Under section 2 of the Family Status Discrimination Ordinance (“FSDO”) , family status means the status of a person who has the responsibility for the care of an immediate family member. An immediate family member is a person who is related by blood, marriage, adoption or affinity. The types of blood relationships covered include mother, father, brother, sister, son, daughter, grandmother, grandfather, grandchild, aunt, uncle, cousin, nephew and niece. The relationship of marriage is that of a husband and wife who are lawfully married. The relationship of adoption is that of a child who is lawfully adopted by a person who is not his/her natural parent. Relationships of affinity are those created by marriage, and include, for instance, mothers-in-law and fathers-in-law.

Direct discrimination may occur when a person is treated less favourably than another person on the grounds of family status. For example, a woman is transferred to a less favourable job after childbirth because her employer thinks that she has to take care of her child and will not be able to take business trips.

Indirect discrimination may occur when a condition or requirement that is not justifiableis applied to everyone, but in practice adversely affects persons who have family status. For example, a company insists that all its employees work overtime and a widower who has to take care of his young children cannot comply with that condition. The company then dismisses him. The widower feels aggrieved because, as a single parent, he cannot comply with that condition. If the company cannot justify why each and every employee must work overtime, this could be a case of indirect discrimination on the grounds of family status.

A person who has a family status is protected in the following areas:

  • employment;
  • education;
  • provision of goods, facilities or services;
  • disposal or management of premises;
  • eligibility to vote for and to be elected or appointed to advisory bodies;
  • participation in clubs;
  • activities of Government;
  • practising as barristers (any offer of pupillage and training provided to barristers).

An employer knows that dismissing a pregnant employee may be unlawful, so he intends to dismiss that employee after she has given birth to her child. Would that employer still be liable under the law?

Under section 8 of the Family Status Discrimination Ordinance , i t is unlawful for an employer to discriminate against an employee on the basis of his/her family status (i.e. the duty to take care of an immediate family member) by dismissing that employee.

There was a District Court Equal Opportunities Action in 2005 ( Lam Wing Lai v YT Cheung (Ching Tai) Ltd. ) in which the Plaintiff, who had been dismissed by her employer due to her pregnancy and family status, was awarded compensation for injury to feelings as well as loss of income.

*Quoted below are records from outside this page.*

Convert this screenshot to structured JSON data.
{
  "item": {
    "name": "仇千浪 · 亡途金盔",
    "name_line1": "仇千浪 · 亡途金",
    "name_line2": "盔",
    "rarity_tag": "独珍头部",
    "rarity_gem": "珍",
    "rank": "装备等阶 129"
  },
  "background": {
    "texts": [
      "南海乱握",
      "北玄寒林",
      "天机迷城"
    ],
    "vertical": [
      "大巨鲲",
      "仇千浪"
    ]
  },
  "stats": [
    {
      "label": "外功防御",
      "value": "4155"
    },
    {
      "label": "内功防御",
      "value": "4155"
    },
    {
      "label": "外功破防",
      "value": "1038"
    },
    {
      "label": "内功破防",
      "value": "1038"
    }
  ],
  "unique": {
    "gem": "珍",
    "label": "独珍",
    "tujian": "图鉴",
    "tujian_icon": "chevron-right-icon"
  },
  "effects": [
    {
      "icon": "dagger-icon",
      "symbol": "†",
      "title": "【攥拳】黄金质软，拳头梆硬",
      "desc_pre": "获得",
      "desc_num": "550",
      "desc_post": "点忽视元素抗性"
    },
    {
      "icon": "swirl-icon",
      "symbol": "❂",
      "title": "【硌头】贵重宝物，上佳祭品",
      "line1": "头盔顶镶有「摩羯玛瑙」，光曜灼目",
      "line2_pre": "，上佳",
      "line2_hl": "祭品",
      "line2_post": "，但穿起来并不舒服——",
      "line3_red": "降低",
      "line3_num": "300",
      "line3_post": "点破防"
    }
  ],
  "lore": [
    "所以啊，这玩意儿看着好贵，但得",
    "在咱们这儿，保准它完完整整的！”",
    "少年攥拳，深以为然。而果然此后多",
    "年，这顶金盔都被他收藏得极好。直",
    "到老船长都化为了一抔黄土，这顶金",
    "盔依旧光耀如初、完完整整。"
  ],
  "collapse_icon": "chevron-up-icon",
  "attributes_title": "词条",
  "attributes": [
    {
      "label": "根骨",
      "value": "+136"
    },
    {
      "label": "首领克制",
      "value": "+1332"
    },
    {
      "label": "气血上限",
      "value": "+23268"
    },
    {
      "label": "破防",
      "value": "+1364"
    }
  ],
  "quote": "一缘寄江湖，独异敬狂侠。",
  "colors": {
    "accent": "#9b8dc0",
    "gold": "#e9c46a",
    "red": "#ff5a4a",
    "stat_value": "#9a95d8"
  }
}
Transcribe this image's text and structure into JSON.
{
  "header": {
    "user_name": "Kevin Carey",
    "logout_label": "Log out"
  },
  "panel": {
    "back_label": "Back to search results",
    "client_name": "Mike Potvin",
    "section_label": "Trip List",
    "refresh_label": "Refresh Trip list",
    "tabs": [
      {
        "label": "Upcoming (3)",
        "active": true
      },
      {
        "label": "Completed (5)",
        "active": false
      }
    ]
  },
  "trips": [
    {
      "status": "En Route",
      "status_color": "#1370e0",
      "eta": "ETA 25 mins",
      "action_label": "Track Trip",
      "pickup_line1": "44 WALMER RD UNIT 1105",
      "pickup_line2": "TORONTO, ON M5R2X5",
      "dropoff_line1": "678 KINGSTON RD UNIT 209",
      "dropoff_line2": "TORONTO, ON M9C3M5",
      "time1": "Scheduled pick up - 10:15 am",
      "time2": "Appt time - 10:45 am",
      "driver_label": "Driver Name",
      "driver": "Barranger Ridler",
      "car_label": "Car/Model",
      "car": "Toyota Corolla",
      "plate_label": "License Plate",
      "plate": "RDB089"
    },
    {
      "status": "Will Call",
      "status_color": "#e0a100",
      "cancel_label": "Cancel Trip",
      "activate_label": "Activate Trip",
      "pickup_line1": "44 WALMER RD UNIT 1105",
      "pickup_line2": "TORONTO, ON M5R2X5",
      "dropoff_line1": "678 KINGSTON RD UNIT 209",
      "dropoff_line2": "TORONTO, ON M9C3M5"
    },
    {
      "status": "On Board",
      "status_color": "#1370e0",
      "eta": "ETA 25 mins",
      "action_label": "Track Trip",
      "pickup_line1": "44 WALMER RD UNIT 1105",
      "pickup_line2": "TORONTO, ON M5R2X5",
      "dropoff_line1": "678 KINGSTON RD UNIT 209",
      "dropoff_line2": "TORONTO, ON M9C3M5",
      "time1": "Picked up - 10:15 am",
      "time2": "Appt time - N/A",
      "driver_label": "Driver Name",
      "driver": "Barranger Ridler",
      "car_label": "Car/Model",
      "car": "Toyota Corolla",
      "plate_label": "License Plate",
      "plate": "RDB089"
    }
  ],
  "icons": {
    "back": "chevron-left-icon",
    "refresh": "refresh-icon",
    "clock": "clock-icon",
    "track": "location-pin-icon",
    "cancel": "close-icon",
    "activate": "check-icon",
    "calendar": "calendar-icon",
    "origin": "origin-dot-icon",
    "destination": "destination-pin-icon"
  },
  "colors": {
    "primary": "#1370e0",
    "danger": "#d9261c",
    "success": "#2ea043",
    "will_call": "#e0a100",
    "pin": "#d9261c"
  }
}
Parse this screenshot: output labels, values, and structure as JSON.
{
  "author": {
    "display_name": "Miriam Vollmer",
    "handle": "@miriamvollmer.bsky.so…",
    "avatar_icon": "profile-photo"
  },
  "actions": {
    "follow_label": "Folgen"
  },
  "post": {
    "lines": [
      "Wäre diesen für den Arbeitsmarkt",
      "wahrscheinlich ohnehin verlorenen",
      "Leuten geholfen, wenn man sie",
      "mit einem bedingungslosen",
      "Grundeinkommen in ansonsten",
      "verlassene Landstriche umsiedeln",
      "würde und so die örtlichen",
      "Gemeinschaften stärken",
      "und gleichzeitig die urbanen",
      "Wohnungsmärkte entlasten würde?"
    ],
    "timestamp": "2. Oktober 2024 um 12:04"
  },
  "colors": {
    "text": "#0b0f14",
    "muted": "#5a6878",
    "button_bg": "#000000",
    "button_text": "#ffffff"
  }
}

If an employer dismisses an employee only because the employer thinks that the employee has to take care of her child and cannot work overtime or take business trips etc., then that employer would have violated the FSDO .